Recently, I asked a few of our members two questions about the work they do: Why do you think tea blogging is important to you and your readership? What do you want your readers to gain from your writings? Here are their thoughts:
“Tea blogging is important because we serve as a bridge between tea drinkers and the industry. Specialty tea is still fairly new to American consumers, so there is a wide gap in product knowledge. The Internet is the first place that younger people turn to when they want more information about a particular topic. They turn to blogs for education as well as recommendations for which teas to try. I want my readers to gain a better understanding of tea without feeling intimidated or overwhelmed. Tea is something that I am incredibly passionate about, and I hope that my excitement will make them want to dig deeper.”
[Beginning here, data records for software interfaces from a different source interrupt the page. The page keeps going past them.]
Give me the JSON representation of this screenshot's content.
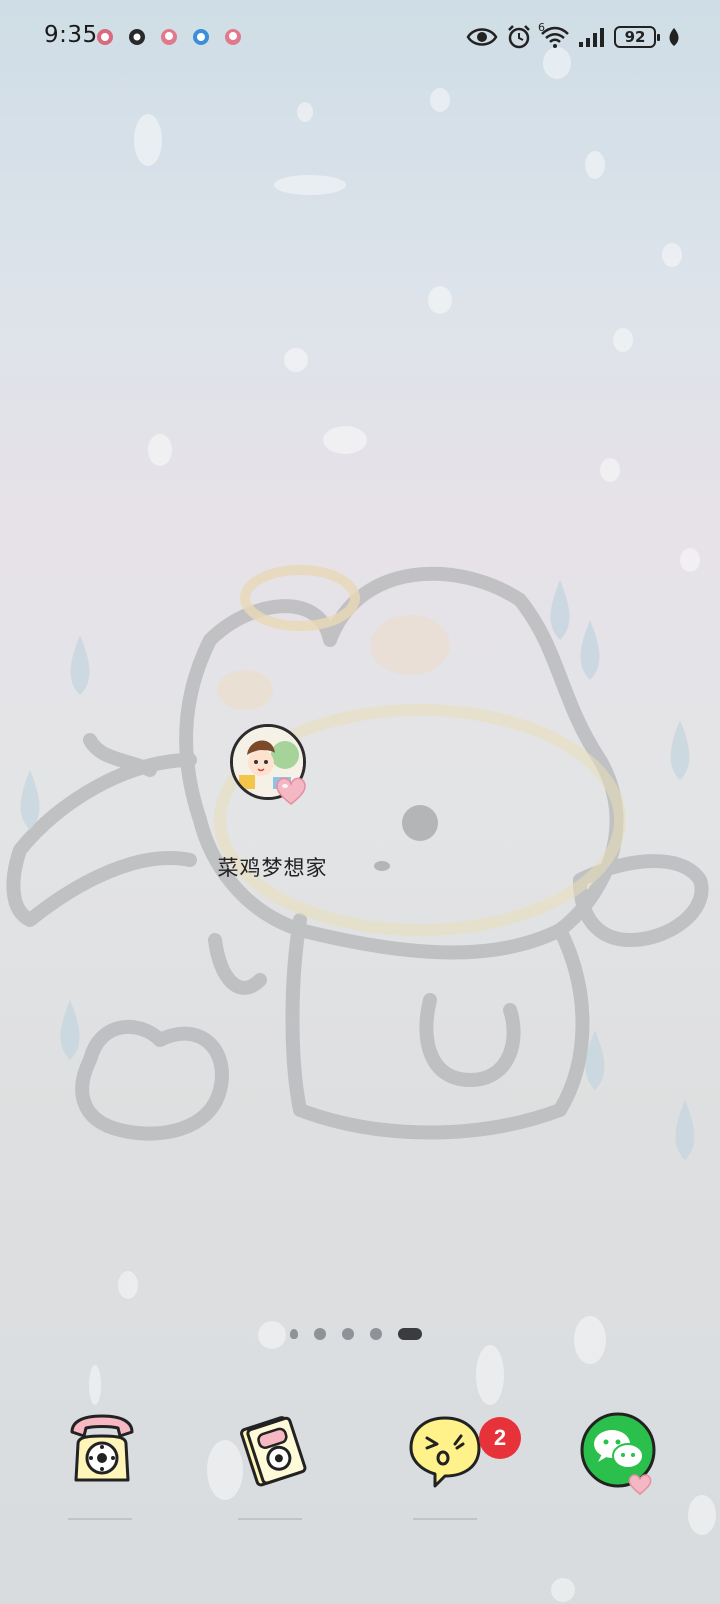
{
  "status_bar": {
    "time": "9:35",
    "battery_level": "92",
    "network_label": "6",
    "notification_icons": [
      "app-notification-icon",
      "app-notification-icon",
      "app-notification-icon",
      "app-notification-icon",
      "app-notification-icon"
    ],
    "system_icons": [
      "eye-icon",
      "alarm-icon",
      "wifi-icon",
      "signal-icon",
      "battery-icon",
      "leaf-icon"
    ]
  },
  "home": {
    "apps": [
      {
        "label": "菜鸡梦想家",
        "icon": "avatar-app-icon"
      }
    ],
    "page_indicator": {
      "pages": 5,
      "current": 5
    }
  },
  "dock": {
    "items": [
      {
        "name": "phone",
        "icon": "phone-icon"
      },
      {
        "name": "contacts",
        "icon": "contacts-icon"
      },
      {
        "name": "messages",
        "icon": "messages-icon",
        "badge": "2"
      },
      {
        "name": "wechat",
        "icon": "wechat-icon"
      }
    ]
  },
  "colors": {
    "badge": "#e8323a",
    "wechat_green": "#2bc04b",
    "heart_pink": "#f4b8c4"
  }
}
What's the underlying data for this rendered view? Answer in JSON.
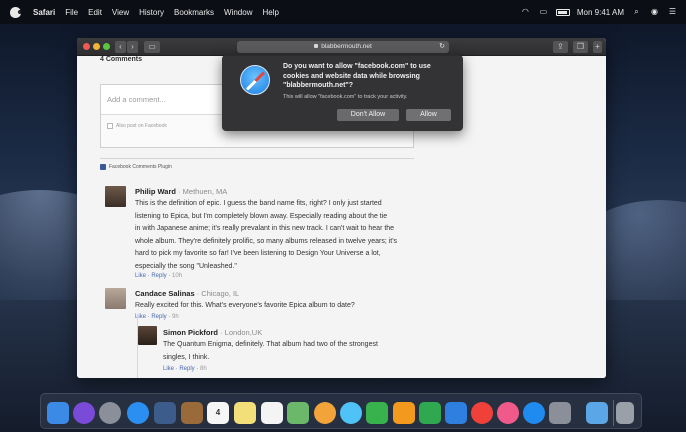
{
  "menubar": {
    "app": "Safari",
    "menus": [
      "File",
      "Edit",
      "View",
      "History",
      "Bookmarks",
      "Window",
      "Help"
    ],
    "clock": "Mon 9:41 AM",
    "status_icons": [
      "wifi-icon",
      "airplay-icon",
      "battery-icon",
      "search-icon",
      "siri-icon",
      "menu-list-icon"
    ]
  },
  "toolbar": {
    "address": "blabbermouth.net"
  },
  "page": {
    "comments_count": "4 Comments",
    "comment_placeholder": "Add a comment...",
    "also_post": "Also post on Facebook",
    "plugin": "Facebook Comments Plugin"
  },
  "comments": [
    {
      "name": "Philip Ward",
      "location": " · Methuen, MA",
      "lines": [
        "This is the definition of epic. I guess the band name fits, right? I only just started",
        "listening to Epica, but I'm completely blown away. Especially reading about the tie",
        "in with Japanese anime; it's really prevalant in this new track. I can't wait to hear the",
        "whole album. They're definitely prolific, so many albums released in twelve years; it's",
        "hard to pick my favorite so far! I've been listening to Design Your Universe a lot,",
        "especially the song \"Unleashed.\""
      ],
      "actions": "Like · Reply · ",
      "time": "10h"
    },
    {
      "name": "Candace Salinas",
      "location": " · Chicago, IL",
      "lines": [
        "Really excited for this. What's everyone's favorite Epica album to date?"
      ],
      "actions": "Like · Reply · ",
      "time": "9h"
    },
    {
      "name": "Simon Pickford",
      "location": " · London,UK",
      "lines": [
        "The Quantum Enigma, definitely. That album had two of the strongest",
        "singles, I think."
      ],
      "actions": "Like · Reply · ",
      "time": "8h"
    }
  ],
  "dialog": {
    "title": "Do you want to allow \"facebook.com\" to use cookies and website data while browsing \"blabbermouth.net\"?",
    "subtitle": "This will allow \"facebook.com\" to track your activity.",
    "deny_label": "Don't Allow",
    "allow_label": "Allow"
  },
  "dock": {
    "items": [
      {
        "name": "finder-icon",
        "color": "#3b8be6"
      },
      {
        "name": "siri-icon",
        "color": "#7a4ad8"
      },
      {
        "name": "launchpad-icon",
        "color": "#8a8f99"
      },
      {
        "name": "safari-icon",
        "color": "#2a8ff0"
      },
      {
        "name": "photo-booth-icon",
        "color": "#3c5d8c"
      },
      {
        "name": "notebook-icon",
        "color": "#9a6a3a"
      },
      {
        "name": "calendar-icon",
        "color": "#f6f6f6"
      },
      {
        "name": "notes-icon",
        "color": "#f3df7a"
      },
      {
        "name": "reminders-icon",
        "color": "#f4f4f4"
      },
      {
        "name": "maps-icon",
        "color": "#6cb86a"
      },
      {
        "name": "photos-icon",
        "color": "#f2a43a"
      },
      {
        "name": "messages-icon",
        "color": "#4fc3f7"
      },
      {
        "name": "facetime-icon",
        "color": "#37b24d"
      },
      {
        "name": "pages-icon",
        "color": "#f39a1e"
      },
      {
        "name": "numbers-icon",
        "color": "#2fa84f"
      },
      {
        "name": "keynote-icon",
        "color": "#2f7fe0"
      },
      {
        "name": "news-icon",
        "color": "#f0403a"
      },
      {
        "name": "itunes-icon",
        "color": "#f05a8a"
      },
      {
        "name": "app-store-icon",
        "color": "#1f8af0"
      },
      {
        "name": "system-preferences-icon",
        "color": "#8a8f99"
      },
      {
        "name": "downloads-folder-icon",
        "color": "#5aa6e6"
      },
      {
        "name": "trash-icon",
        "color": "#9aa0a8"
      }
    ],
    "calendar_day": "4"
  }
}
“My main drive for blogging is my passion for tea, of course. It started as a way of expressing myself and sharing this passion with other people. By sharing it, I hope to drive more people towards tea and inspire them to explore more, learn about it, and keep passing their passion to others. It started as a creative outlet, but it has been a huge vehicle for networking, getting to know wonderful people and building an online tea community. I believe there is a part of my readers who don’t know anything about tea, so I show them other ways to use tea at their homes, like culinary uses, mixology, etc. My goal is to attract my readers to get into tea by showing them how versatile it is. So many people don’t know that you can use tea to cook, bake, make other drinks and cocktails. By showing them a broader spectrum of what tea is and how it can be consumed, I hope they get into it and enjoy its many ways. I use different platforms for different messages too. On Instagram, I review, share and show people what I’m drinking, while on my blog, I post recipes with tea, give advice on what to buy, etc.”
“I think tea blogging is important to give a voice to the tea industry. Bloggers review teas from small companies that need our help, but we also discuss important issues that may otherwise go unnoticed. Readers look to the bloggers for important tea industry information, as well as advice on brewing tea and buying tea and teaware. We highlight small tea growers and farmers that would not otherwise get noticed. We also provide interesting recipes and history of tea, many things that are not easily found online. I would like my readers to gain tea knowledge but also empowerment from my writings – to help them understand tea, and to have the confidence to explore and think deeper about the tea industry, To go for that tea sample that may seem a bit intimidating, and purchase tea from smaller vendors that deserve the exposure for their beautiful teas.”
“I think tea blogging is prima facie evidence as you sit at your desk in Adelaide Australia or Anchorage Alaska or Gentleman’s Cave, Orkney, that across the world there are other people who share your passion for this glorious beverage. Blogging is all about connecting. The thing I refuse to do is what I think people should think about a particular tea – e.g. ‘this Assam is nice.’ What I try to do is offer perspectives, expanded thinking and ways of looking.”
“Tea blogging is important to me as a way to cultivate tea rituals as spaces where I can seek beauty, mindfulness, slow living and creativity. I hope to inspire my readers to do the same. I’d like to help my readers discover the beauty of tea, a beverage that unlike any other can bring us together and foster human connections and compassion.”
“I think tea blogging allows another outlet for people with different tastes to share their experiences. Not everyone can have the chance to have certain experiences, but tea bloggers allow others to learn through their experiences. I want them to gain knowledge about types of teas and individual tea journeys.”
“I want people to learn more about Japanese tea. If I can turn only a few people into tea lovers, then all the years of writing the blog are worth it.”
To learn more, visit TeaBloggersRoundtable.com.
JoAni Johnson of Scandalous Tea is the chief coordinating organizer of The TeaBloggers Roundtable.